### WORK TO BE COMPLETED
Go through the lines below. Copy those with "heading".

<<<<

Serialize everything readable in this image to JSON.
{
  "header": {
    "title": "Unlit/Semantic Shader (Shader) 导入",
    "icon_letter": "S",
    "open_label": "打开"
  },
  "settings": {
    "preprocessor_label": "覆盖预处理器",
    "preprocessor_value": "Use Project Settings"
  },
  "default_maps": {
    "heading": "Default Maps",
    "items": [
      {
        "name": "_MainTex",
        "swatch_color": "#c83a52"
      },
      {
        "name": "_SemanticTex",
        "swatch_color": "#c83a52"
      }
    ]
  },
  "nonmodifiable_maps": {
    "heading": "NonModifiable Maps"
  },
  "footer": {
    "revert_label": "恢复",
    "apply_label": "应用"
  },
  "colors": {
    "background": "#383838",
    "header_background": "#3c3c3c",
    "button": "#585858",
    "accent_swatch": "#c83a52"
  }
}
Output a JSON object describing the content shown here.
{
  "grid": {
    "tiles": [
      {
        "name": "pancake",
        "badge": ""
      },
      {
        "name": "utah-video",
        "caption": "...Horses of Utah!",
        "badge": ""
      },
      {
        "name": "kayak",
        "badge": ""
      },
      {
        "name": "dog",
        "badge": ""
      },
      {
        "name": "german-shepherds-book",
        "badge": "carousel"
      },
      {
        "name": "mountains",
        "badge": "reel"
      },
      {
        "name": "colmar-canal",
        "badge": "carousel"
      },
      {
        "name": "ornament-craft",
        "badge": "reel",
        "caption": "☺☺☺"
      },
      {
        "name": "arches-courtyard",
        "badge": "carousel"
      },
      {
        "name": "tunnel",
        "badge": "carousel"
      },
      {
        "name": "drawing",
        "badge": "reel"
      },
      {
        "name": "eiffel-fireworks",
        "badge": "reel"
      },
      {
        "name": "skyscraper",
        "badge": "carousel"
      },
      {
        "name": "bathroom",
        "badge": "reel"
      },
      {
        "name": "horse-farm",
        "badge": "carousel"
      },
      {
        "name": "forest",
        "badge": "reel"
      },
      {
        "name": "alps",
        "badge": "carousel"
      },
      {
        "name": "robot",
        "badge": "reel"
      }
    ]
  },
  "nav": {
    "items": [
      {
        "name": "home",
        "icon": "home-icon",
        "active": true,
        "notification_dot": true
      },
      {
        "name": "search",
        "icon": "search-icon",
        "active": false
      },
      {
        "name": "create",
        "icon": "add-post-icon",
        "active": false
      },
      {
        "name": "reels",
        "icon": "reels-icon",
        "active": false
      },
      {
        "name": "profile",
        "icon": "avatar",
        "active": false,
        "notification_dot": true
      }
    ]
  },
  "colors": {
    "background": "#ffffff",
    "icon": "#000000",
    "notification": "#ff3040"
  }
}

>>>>

### RESULT OF THE EXERCISE
    "heading": "Default Maps",
    "heading": "NonModifiable Maps"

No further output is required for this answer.